People make surprisingly accurate guesses about other people’s personalities from relatively little information.
Shoes are often said to be a good indicator of a person’s personality — and psychological research agrees.
A study of 208 people looking only at pictures of shoes has found people could pick out some personality traits of their owners.
The shoes in the pictures were the ones the owner wore most often.
So, here is your guide to reading someone’s personality just by looking at their shoes (and what your shoes are telling other people).
To spot a more agreeable person, look for affordable and practical shoes.
People wearing shoes with pointy toes, those that are obviously branded or expensive, mean the wearer is likely to be less agreeable.
Anxiously attached people tend to wear shoes that look brand new.
‘Anxiously attached’ is psychologist-talk for people who are needy.
Needy people want your approval and perhaps their shiny, new shoes are one way they hope to get it.
The study’s authors explain:
“People with anxious orientation constantly desire caring and attention.
One strategy for achieving attention is to decorate oneself in an expressive way, so that others would easily detect one’s style.
Thus, it is possible that anxiously attached people tend to wear shoes that are more in line with their personal characteristics, which makes them more observable and means they will more easily stand out.”
Naturally, people with more money tend to wear more stylish shoes.
Women, in general, also tend to wear more expensive, branded shoes than men.
People wearing worn out shoes and/or high tops are more likely to be extraverted.
High-topped shoes are also linked to being more conscientious.
In general, people are pretty good at reading personality from shoes, the study’s authors write:
“Observers agreed on many of the shoe owner characteristics, and they were reasonably accurate; observer ratings were correlated with the shoe owners’ self-ratings.”
However, the people in the study also made some consistent mistakes when trying to read personality from shoes.
Colourful, bright shoes did not necessarily belong to extraverted people.

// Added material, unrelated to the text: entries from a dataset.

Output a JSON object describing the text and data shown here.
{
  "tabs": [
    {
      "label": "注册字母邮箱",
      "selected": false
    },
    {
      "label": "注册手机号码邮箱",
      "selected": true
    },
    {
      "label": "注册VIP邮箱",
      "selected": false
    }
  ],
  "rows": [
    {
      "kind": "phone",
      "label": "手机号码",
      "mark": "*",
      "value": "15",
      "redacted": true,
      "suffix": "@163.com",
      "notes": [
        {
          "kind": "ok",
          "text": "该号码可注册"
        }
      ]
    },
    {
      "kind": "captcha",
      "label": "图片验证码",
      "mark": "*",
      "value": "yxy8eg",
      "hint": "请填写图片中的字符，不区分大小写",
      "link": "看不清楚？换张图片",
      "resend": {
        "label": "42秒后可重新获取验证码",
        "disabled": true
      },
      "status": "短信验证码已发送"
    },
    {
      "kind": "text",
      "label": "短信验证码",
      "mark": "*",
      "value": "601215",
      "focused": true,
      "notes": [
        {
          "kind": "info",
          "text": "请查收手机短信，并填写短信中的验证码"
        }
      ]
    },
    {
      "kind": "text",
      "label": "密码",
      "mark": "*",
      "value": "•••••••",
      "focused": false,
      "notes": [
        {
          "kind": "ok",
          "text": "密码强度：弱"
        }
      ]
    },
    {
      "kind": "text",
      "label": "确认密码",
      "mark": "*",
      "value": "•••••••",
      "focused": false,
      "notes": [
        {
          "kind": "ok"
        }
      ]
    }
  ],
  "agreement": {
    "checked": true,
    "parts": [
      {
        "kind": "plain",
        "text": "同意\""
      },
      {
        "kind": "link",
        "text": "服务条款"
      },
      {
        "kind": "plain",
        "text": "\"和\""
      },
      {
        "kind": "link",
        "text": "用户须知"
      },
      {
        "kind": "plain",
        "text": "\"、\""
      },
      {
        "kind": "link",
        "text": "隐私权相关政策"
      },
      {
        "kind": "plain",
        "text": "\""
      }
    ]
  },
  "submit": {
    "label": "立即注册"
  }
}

Attractive shoes in good condition did not necessarily belong to conscientious people.
Shabby shoes did not necessarily belong to a liberal!
In fact, you can tell very little about someone’s politics from their shoes, apparently.
The study was published in the Journal of Research in Personality (Gillath et al., 2012).